From The Washington Examiner Ohio in 2014 launched a searchable database of the state's expenditures, allowing residents to browse how their money was being spent by both the state and participating local governments. Government watchdogs view it as a model for something that could be applied across the nation.
"It's a transparency initiative rooted in the concept of making the government small and the individual big," said Ohio Treasurer Josh Mandel, who launched OhioCheckBook.com through his office.
The site, which allows users to search how government is spending money on things like food and travel, has been a hit in the state: Mandel notes that since its launch 16 months ago, 611 local governments and school districts in the state have volunteered to participate. From Dec. 2, 2014, to March 24, 2016, citizens had used the site to search through government expenditures exactly 488,937 times.

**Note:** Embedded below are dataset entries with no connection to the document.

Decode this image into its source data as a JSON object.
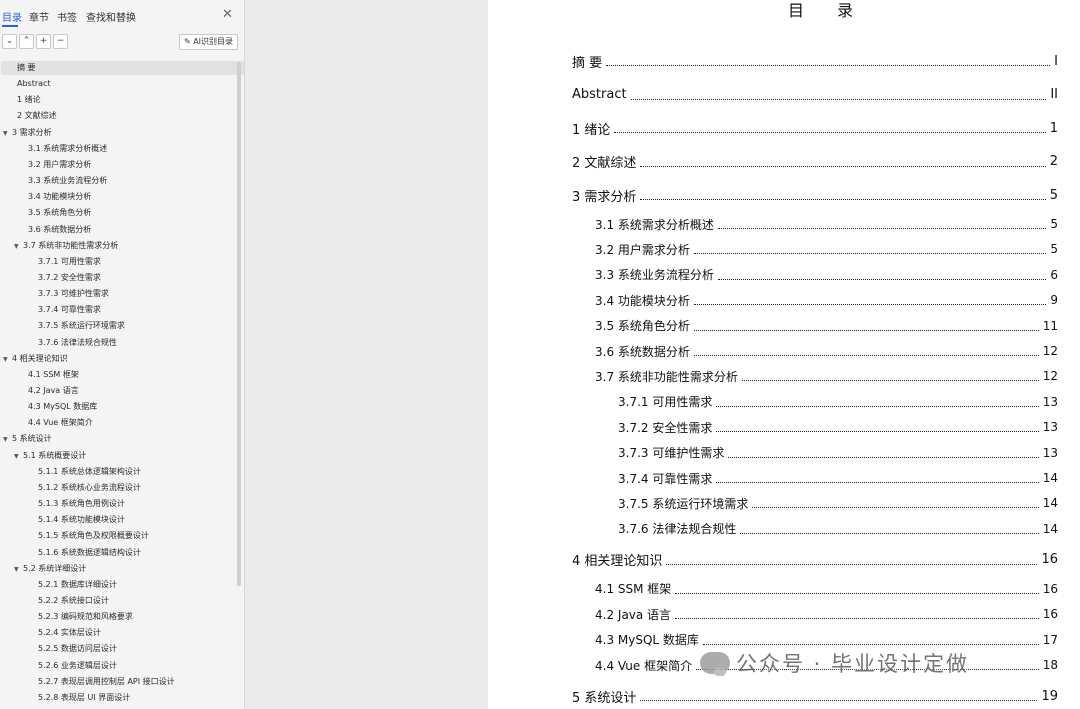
{
  "sidebar": {
    "tabs": [
      "目录",
      "章节",
      "书签",
      "查找和替换"
    ],
    "close_icon": "close-icon",
    "toolbar": {
      "collapse_all": "⌄",
      "expand_up": "⌃",
      "add": "+",
      "remove": "−",
      "ai_label": "AI识别目录",
      "ai_icon": "magic-wand-icon"
    },
    "toc": [
      {
        "label": "摘  要",
        "level": 0,
        "caret": false,
        "selected": true
      },
      {
        "label": "Abstract",
        "level": 0,
        "caret": false
      },
      {
        "label": "1  绪论",
        "level": 0,
        "caret": false
      },
      {
        "label": "2  文献综述",
        "level": 0,
        "caret": false
      },
      {
        "label": "3  需求分析",
        "level": 0,
        "caret": true
      },
      {
        "label": "3.1  系统需求分析概述",
        "level": 1,
        "caret": false
      },
      {
        "label": "3.2  用户需求分析",
        "level": 1,
        "caret": false
      },
      {
        "label": "3.3  系统业务流程分析",
        "level": 1,
        "caret": false
      },
      {
        "label": "3.4  功能模块分析",
        "level": 1,
        "caret": false
      },
      {
        "label": "3.5  系统角色分析",
        "level": 1,
        "caret": false
      },
      {
        "label": "3.6  系统数据分析",
        "level": 1,
        "caret": false
      },
      {
        "label": "3.7  系统非功能性需求分析",
        "level": 1,
        "caret": true
      },
      {
        "label": "3.7.1 可用性需求",
        "level": 2,
        "caret": false
      },
      {
        "label": "3.7.2 安全性需求",
        "level": 2,
        "caret": false
      },
      {
        "label": "3.7.3 可维护性需求",
        "level": 2,
        "caret": false
      },
      {
        "label": "3.7.4 可靠性需求",
        "level": 2,
        "caret": false
      },
      {
        "label": "3.7.5 系统运行环境需求",
        "level": 2,
        "caret": false
      },
      {
        "label": "3.7.6 法律法规合规性",
        "level": 2,
        "caret": false
      },
      {
        "label": "4  相关理论知识",
        "level": 0,
        "caret": true
      },
      {
        "label": "4.1 SSM 框架",
        "level": 1,
        "caret": false
      },
      {
        "label": "4.2 Java 语言",
        "level": 1,
        "caret": false
      },
      {
        "label": "4.3 MySQL 数据库",
        "level": 1,
        "caret": false
      },
      {
        "label": "4.4 Vue 框架简介",
        "level": 1,
        "caret": false
      },
      {
        "label": "5  系统设计",
        "level": 0,
        "caret": true
      },
      {
        "label": "5.1 系统概要设计",
        "level": 1,
        "caret": true
      },
      {
        "label": "5.1.1 系统总体逻辑架构设计",
        "level": 2,
        "caret": false
      },
      {
        "label": "5.1.2 系统核心业务流程设计",
        "level": 2,
        "caret": false
      },
      {
        "label": "5.1.3 系统角色用例设计",
        "level": 2,
        "caret": false
      },
      {
        "label": "5.1.4 系统功能模块设计",
        "level": 2,
        "caret": false
      },
      {
        "label": "5.1.5 系统角色及权限概要设计",
        "level": 2,
        "caret": false
      },
      {
        "label": "5.1.6 系统数据逻辑结构设计",
        "level": 2,
        "caret": false
      },
      {
        "label": "5.2 系统详细设计",
        "level": 1,
        "caret": true
      },
      {
        "label": "5.2.1 数据库详细设计",
        "level": 2,
        "caret": false
      },
      {
        "label": "5.2.2 系统接口设计",
        "level": 2,
        "caret": false
      },
      {
        "label": "5.2.3 编码规范和风格要求",
        "level": 2,
        "caret": false
      },
      {
        "label": "5.2.4 实体层设计",
        "level": 2,
        "caret": false
      },
      {
        "label": "5.2.5 数据访问层设计",
        "level": 2,
        "caret": false
      },
      {
        "label": "5.2.6 业务逻辑层设计",
        "level": 2,
        "caret": false
      },
      {
        "label": "5.2.7 表现层调用控制层 API 接口设计",
        "level": 2,
        "caret": false
      },
      {
        "label": "5.2.8 表现层 UI 界面设计",
        "level": 2,
        "caret": false
      }
    ]
  },
  "page": {
    "title": "目  录",
    "entries": [
      {
        "title": "摘  要",
        "page": "I",
        "level": 1
      },
      {
        "title": "Abstract",
        "page": "II",
        "level": 1
      },
      {
        "title": "1  绪论",
        "page": "1",
        "level": 1
      },
      {
        "title": "2  文献综述",
        "page": "2",
        "level": 1
      },
      {
        "title": "3  需求分析",
        "page": "5",
        "level": 1
      },
      {
        "title": "3.1  系统需求分析概述",
        "page": "5",
        "level": 2
      },
      {
        "title": "3.2  用户需求分析",
        "page": "5",
        "level": 2
      },
      {
        "title": "3.3  系统业务流程分析",
        "page": "6",
        "level": 2
      },
      {
        "title": "3.4  功能模块分析",
        "page": "9",
        "level": 2
      },
      {
        "title": "3.5  系统角色分析",
        "page": "11",
        "level": 2
      },
      {
        "title": "3.6  系统数据分析",
        "page": "12",
        "level": 2
      },
      {
        "title": "3.7  系统非功能性需求分析",
        "page": "12",
        "level": 2
      },
      {
        "title": "3.7.1 可用性需求",
        "page": "13",
        "level": 3
      },
      {
        "title": "3.7.2 安全性需求",
        "page": "13",
        "level": 3
      },
      {
        "title": "3.7.3 可维护性需求",
        "page": "13",
        "level": 3
      },
      {
        "title": "3.7.4 可靠性需求",
        "page": "14",
        "level": 3
      },
      {
        "title": "3.7.5 系统运行环境需求",
        "page": "14",
        "level": 3
      },
      {
        "title": "3.7.6 法律法规合规性",
        "page": "14",
        "level": 3
      },
      {
        "title": "4  相关理论知识",
        "page": "16",
        "level": 1
      },
      {
        "title": "4.1  SSM 框架",
        "page": "16",
        "level": 2
      },
      {
        "title": "4.2  Java 语言",
        "page": "16",
        "level": 2
      },
      {
        "title": "4.3  MySQL 数据库",
        "page": "17",
        "level": 2
      },
      {
        "title": "4.4  Vue 框架简介",
        "page": "18",
        "level": 2
      },
      {
        "title": "5  系统设计",
        "page": "19",
        "level": 1
      }
    ],
    "watermark": "公众号 · 毕业设计定做"
  }
}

"In a simplified way, it's essentially QuickBooks for government," Mandel said.